In a whirlwind week in which the UFC's first new middleweight champion was crowned in nearly seven years, White had put out several possibilities for the Weidman-Silva rematch. Super Bowl weekend (Feb. 1-2) in Newark was considered, as well.
Weidman (10-0, 6-0 UFC) pulled off the monumental upset of the greatest MMA fighter in the sport's history via a second-round TKO.
Silva (33-5, 16-1) has been criticized for his showboating in the fight. Although that has been Silva's style for several years, it never factored into the outcome of a fight. Until Weidman beat him, Silva had never lost in the UFC and had not lost a fight anywhere since Jan. 20, 2006.
Weidman, a two-time All-American wrestler at both Nassau CC and Hofstra, landed a left hook that sent Silva to the floor. Weidman immediately followed with several strikes to the floored Silva before referee Herb Dean stepped in and stopped the fight.
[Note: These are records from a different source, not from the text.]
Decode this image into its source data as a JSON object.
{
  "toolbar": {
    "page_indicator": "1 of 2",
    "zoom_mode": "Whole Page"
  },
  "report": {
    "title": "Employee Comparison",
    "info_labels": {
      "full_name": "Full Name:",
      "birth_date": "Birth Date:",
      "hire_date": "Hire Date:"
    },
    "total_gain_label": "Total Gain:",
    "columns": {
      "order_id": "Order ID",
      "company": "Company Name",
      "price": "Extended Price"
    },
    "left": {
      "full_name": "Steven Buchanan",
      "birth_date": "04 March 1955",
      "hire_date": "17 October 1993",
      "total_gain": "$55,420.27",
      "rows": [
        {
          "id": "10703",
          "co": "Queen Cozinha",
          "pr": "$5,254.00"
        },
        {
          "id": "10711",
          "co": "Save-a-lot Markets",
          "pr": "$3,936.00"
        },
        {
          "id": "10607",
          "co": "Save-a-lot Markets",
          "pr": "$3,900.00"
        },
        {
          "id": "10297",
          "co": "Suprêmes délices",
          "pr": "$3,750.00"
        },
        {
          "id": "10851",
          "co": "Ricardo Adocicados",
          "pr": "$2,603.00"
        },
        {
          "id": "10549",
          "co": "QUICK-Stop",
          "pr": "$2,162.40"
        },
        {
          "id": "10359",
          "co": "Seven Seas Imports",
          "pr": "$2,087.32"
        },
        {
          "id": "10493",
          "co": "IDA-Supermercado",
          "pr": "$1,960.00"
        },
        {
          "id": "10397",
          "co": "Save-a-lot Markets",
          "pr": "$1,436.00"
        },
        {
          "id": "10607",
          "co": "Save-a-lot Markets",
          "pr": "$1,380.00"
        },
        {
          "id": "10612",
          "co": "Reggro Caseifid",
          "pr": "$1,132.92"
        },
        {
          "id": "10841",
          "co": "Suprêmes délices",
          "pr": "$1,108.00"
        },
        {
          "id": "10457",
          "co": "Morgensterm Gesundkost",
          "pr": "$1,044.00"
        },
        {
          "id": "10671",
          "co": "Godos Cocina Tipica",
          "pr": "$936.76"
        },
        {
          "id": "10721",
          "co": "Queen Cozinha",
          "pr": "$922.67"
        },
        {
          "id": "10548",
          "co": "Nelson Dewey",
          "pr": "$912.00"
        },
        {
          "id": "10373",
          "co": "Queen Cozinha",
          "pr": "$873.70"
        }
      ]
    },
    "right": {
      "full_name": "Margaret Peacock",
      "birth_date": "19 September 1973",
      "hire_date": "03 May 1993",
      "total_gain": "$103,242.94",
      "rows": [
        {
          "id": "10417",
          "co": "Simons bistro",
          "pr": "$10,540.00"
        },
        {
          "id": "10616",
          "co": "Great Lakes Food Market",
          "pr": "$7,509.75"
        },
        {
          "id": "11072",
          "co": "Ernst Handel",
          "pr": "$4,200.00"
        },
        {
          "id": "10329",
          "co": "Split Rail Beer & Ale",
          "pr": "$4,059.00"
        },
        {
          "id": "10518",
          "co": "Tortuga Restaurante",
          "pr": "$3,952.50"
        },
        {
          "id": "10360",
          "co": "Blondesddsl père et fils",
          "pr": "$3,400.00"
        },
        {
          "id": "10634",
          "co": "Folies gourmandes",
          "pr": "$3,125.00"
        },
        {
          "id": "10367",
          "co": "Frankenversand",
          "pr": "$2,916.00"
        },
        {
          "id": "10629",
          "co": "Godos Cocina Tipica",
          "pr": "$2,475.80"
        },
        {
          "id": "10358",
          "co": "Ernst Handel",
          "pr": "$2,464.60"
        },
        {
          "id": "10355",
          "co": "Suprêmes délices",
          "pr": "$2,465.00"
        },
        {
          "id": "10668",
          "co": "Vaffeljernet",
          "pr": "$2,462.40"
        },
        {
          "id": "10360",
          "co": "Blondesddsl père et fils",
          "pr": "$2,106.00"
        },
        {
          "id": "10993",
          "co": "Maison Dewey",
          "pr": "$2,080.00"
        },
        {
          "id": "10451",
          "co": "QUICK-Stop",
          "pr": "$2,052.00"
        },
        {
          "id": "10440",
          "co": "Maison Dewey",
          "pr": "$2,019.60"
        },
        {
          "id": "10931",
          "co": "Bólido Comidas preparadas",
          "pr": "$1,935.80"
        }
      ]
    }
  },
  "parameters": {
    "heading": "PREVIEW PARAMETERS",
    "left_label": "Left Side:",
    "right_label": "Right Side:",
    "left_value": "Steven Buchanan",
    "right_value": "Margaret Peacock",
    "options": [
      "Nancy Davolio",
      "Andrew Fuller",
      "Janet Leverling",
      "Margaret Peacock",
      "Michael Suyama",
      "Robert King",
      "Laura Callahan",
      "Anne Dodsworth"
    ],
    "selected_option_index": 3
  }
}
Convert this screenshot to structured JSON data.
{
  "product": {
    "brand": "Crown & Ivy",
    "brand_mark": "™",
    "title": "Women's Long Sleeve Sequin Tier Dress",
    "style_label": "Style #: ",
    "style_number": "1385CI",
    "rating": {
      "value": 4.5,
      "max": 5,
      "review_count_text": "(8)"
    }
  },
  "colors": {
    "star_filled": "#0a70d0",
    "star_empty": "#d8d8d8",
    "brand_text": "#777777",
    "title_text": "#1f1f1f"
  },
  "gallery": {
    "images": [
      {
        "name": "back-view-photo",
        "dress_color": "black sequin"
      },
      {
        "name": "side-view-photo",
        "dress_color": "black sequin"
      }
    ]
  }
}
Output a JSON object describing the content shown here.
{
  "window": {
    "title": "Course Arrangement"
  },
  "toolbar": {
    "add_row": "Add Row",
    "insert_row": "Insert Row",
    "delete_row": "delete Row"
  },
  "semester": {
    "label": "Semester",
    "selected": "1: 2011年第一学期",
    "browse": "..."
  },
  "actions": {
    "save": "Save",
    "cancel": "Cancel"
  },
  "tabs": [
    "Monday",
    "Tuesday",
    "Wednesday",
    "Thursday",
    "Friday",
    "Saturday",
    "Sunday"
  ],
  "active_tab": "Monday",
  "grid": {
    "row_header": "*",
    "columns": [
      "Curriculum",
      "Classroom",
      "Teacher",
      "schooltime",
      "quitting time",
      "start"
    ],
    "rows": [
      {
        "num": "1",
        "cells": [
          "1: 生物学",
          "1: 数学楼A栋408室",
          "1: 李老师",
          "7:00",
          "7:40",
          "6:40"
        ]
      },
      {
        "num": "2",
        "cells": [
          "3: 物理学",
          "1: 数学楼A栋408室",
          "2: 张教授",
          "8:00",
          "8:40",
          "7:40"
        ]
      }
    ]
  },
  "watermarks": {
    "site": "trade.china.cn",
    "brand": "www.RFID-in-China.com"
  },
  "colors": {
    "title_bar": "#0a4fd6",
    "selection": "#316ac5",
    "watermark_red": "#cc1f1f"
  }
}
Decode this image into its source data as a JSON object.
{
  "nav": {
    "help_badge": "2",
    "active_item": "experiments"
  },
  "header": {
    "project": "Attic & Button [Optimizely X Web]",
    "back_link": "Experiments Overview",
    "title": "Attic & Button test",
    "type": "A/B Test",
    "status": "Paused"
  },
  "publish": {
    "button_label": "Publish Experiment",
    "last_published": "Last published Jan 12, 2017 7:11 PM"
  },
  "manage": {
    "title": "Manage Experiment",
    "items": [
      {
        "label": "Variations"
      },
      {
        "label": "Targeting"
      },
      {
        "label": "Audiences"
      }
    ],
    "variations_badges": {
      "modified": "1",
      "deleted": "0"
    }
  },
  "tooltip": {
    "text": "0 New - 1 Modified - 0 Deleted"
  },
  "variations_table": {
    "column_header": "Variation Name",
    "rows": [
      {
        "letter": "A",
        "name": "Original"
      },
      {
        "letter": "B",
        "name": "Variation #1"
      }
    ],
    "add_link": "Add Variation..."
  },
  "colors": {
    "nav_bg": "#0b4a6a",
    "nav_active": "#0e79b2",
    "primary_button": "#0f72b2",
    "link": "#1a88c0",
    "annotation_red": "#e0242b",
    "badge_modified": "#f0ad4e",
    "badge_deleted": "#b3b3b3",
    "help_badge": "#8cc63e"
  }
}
White said several times after the fight and again Saturday night that this rematch "will be the biggest fight in UFC history."
Some of that hyperbole is promoter-speak, but the first one did a reported gate of more than $4.8 million. That is third highest in UFC history, and that was before the impossible was made possible by a 29-year-old fella from Long Island.